Mark Leslie was in the Greylock offices today. Somewhat embarrassingly, I had just printed his HBR paper “The Sales Learning Curve” and left it on the printer (a fact that my partner Asheem, amused, pointed out to him). It’s a classic reading which I’d wanted to refresh on before comparing notes with our resident growth hacker Andy Johns, a thought leader on consumer user growth.

The smartest technologists are usually somewhat thoughtful about the pacing of their sales hiring and methodical in making their forecasts (and implicitly understand their own SLC). But they rarely bring the innovation resident in their products to the rest of the business. I am concerned when entrepreneurs tell me they’ve got a “traditional, enterprise sales model.” I also see a lot of presentations from really fantastic entrepreneurs with a slide that looks like this:


Sales:

  • Direct
  • ISV’s, Integrators
  • OEM Partners

This says sales was an afterthought, or at least that they’ve defaulted to the status quo. Distribution decisions often influence product design (at the extreme, Amazon.com distribution = product design) and always influence organizational design.

Much has been written about why legacy packaged software companies find it hard to react to competitive cloud offerings such as Salesforce.com and Workday, but people usually focuses on two things: 1) innovator’s dilemma / the inability to cannibalize 90%+ margin maintenance revenue streams and 2) the need to re-architect from the ground up to create a truly multi-tenant, single-codebase application in order to both take advantage of cloud agility & scalability and deal with the cloud unreliability and latency.

But just as important to the Workday success story was the fanatical focus on customer success. In a SaaS business, the customer relationship is fundamentally different. Yes, Salesforce and Workday have “enterprise sales reps.” But if you gave legacy competitors the Workday code, and let them keep their sales, services and support organizations, I doubt they’d create and maintain valuable customer relationships.
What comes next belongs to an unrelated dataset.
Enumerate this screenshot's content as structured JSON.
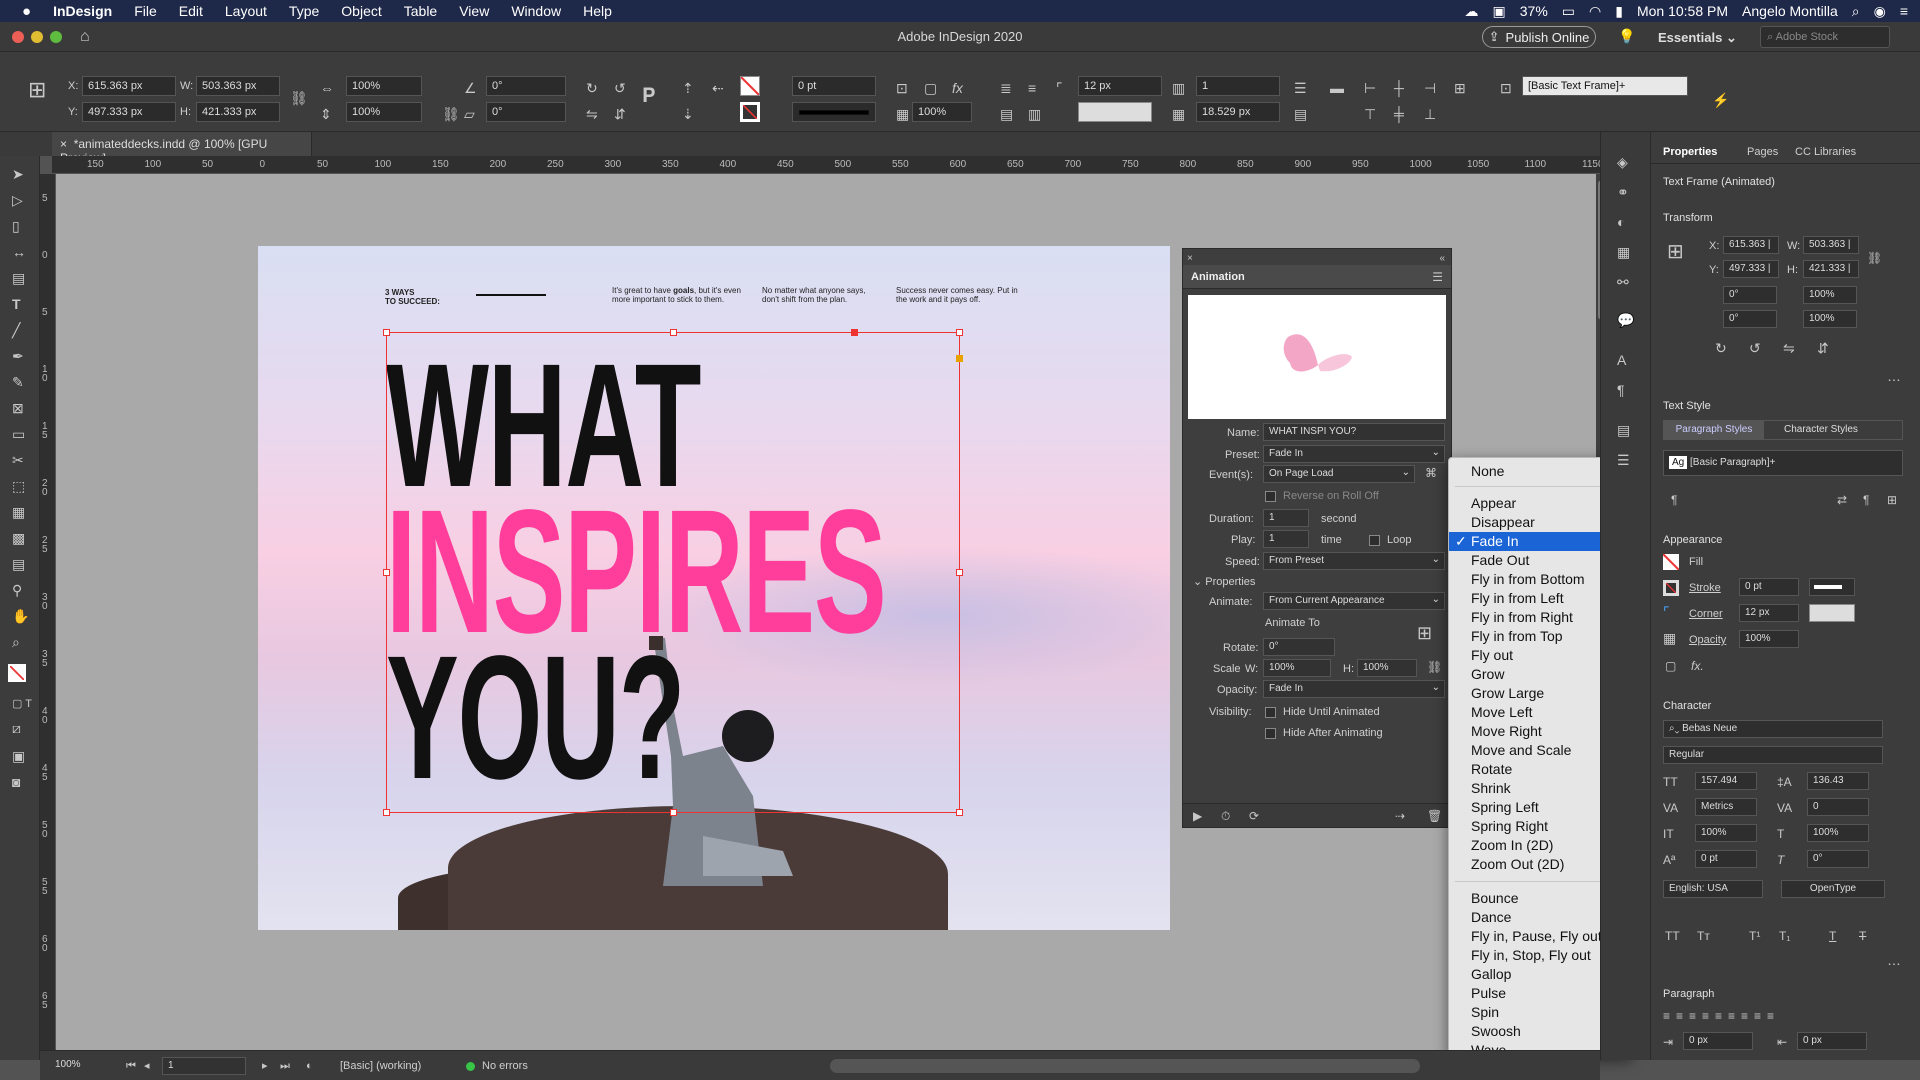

Some things about enterprise sales are fundamental — i.e. if you are selling a storage appliance that costs $100k to make, you probably need to sell to the IT organization with field sales reps, at more than $100k. I’m not expecting Paypal or Dropbox-like virality. But how should your product be priced, sold and serviced? By who and why?

At Greylock, we look at a lot of ideas that aren’t fully baked yet. We don’t need you to have a funnel or a pipeline before you have a product. But, I’d be really excited if an entrepreneur showed me a deck that had a sales roadmap with half as much clarity as his product roadmap. These are some of the basic questions you could answer…

  • Who are your power users / champions?
  • Your distribution is: Direct/channel
  • Your people are: Inside / outside
  • Selling is: High volume / relationship
  • Selling to: LoB / CIO
  • Adoption is: Distributed / top-down